  21. Martin Sieff, Calls for action fail to sway White House, Washington Times, 2 December 1994.
  22. Richard Perle, Will We Finally Recognize The Right to Self-Defense?, Washington Post, 19 July 1995.
  23. Michael E. Ruane, U.S. has reason to care about Bosnia, experts say; Bosnia, though incomprehensible, weighs on American conscience, Austin American-Statesman, 29 July 1995.
  24. Richard Perle; Paul Wolfowitz, Bosnia: Before We Send in Peacemakers, Washington Post, 24 October 1995.
  25. Michael Dobbs, A Peace of the Action; On Either Side of the Balkan Negotiations Is an American With Advice Aplenty, Washington Post, 17 November 1995.
  26. Elaine Sciolino, At the Talks, Raging Bull Meets Bulldog, Cordially, New York Times, 18 November 1995.
  29. Julian Borger, Pentagon Hardliner resigns from post, 27-February-2004, Accessed 15-May-2009
  30. Seymour M. Hersh,Lunch With the Chairman, The New Yorker, 17-March-2003, Accessed 15-May-2009
  31. Policy Forum, About Us, Accessed 08-April-2009
  32. Jim Lobe, Is the Pentagon Policy Shop Funding Likudist Fronts?, IPS, 18-March-2008, Accessed 08-April-2009
  33. Chris Tryhorn, Galloway wins libel case against Telegraph, The Guardian, 02-December-2004, Accessed 14-May-2004
  34. Daniel McCarthy, The American Conservative, 17-November-2003
  35. Stephen Labaton, Perle Asserts Hollinger's Conrad Black Misled Him, The New York Times, 06-September-2004, Accessed 15-May-2009
  36. Stephen Labaton, Perle Asserts Hollinger's Conrad Black Misled Him, The New York Times, 06-September-2004, Accessed 15-May-2009

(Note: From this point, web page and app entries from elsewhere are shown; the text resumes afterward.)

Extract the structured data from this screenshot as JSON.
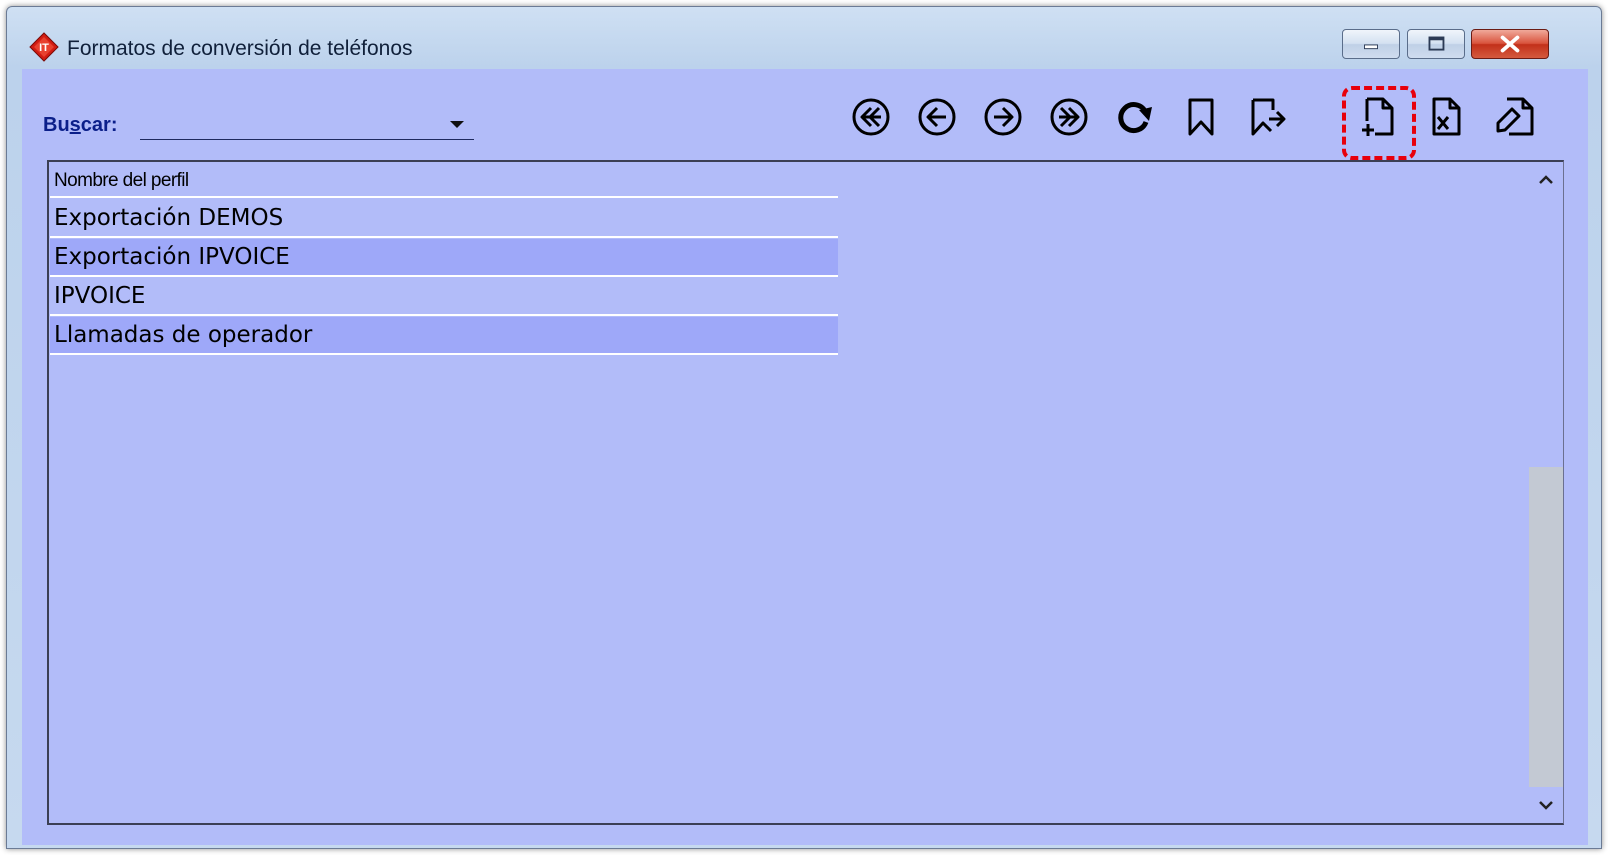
{
  "window": {
    "title": "Formatos de conversión de teléfonos",
    "icon": "app-logo-icon"
  },
  "search": {
    "label": "Buscar:",
    "value": "",
    "placeholder": ""
  },
  "toolbar": {
    "buttons": [
      {
        "name": "first-record",
        "icon": "double-arrow-left-circle-icon"
      },
      {
        "name": "previous-record",
        "icon": "arrow-left-circle-icon"
      },
      {
        "name": "next-record",
        "icon": "arrow-right-circle-icon"
      },
      {
        "name": "last-record",
        "icon": "double-arrow-right-circle-icon"
      },
      {
        "name": "refresh",
        "icon": "refresh-icon"
      },
      {
        "name": "bookmark",
        "icon": "bookmark-icon"
      },
      {
        "name": "go-to-bookmark",
        "icon": "bookmark-arrow-icon"
      },
      {
        "name": "new-record",
        "icon": "new-document-icon",
        "highlighted": true
      },
      {
        "name": "delete-record",
        "icon": "delete-document-icon"
      },
      {
        "name": "edit-record",
        "icon": "edit-document-icon"
      }
    ],
    "highlight_color": "#e8000b"
  },
  "grid": {
    "columns": [
      "Nombre del perfil"
    ],
    "rows": [
      "Exportación DEMOS",
      "Exportación IPVOICE",
      "IPVOICE",
      "Llamadas de operador"
    ],
    "background_color": "#b2bcf9",
    "alt_row_color": "#9ea8f9"
  }
}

  37. Julian Borger, Pentagon Hardliner resigns from post, 27-February-2004, Accessed 15-May-2009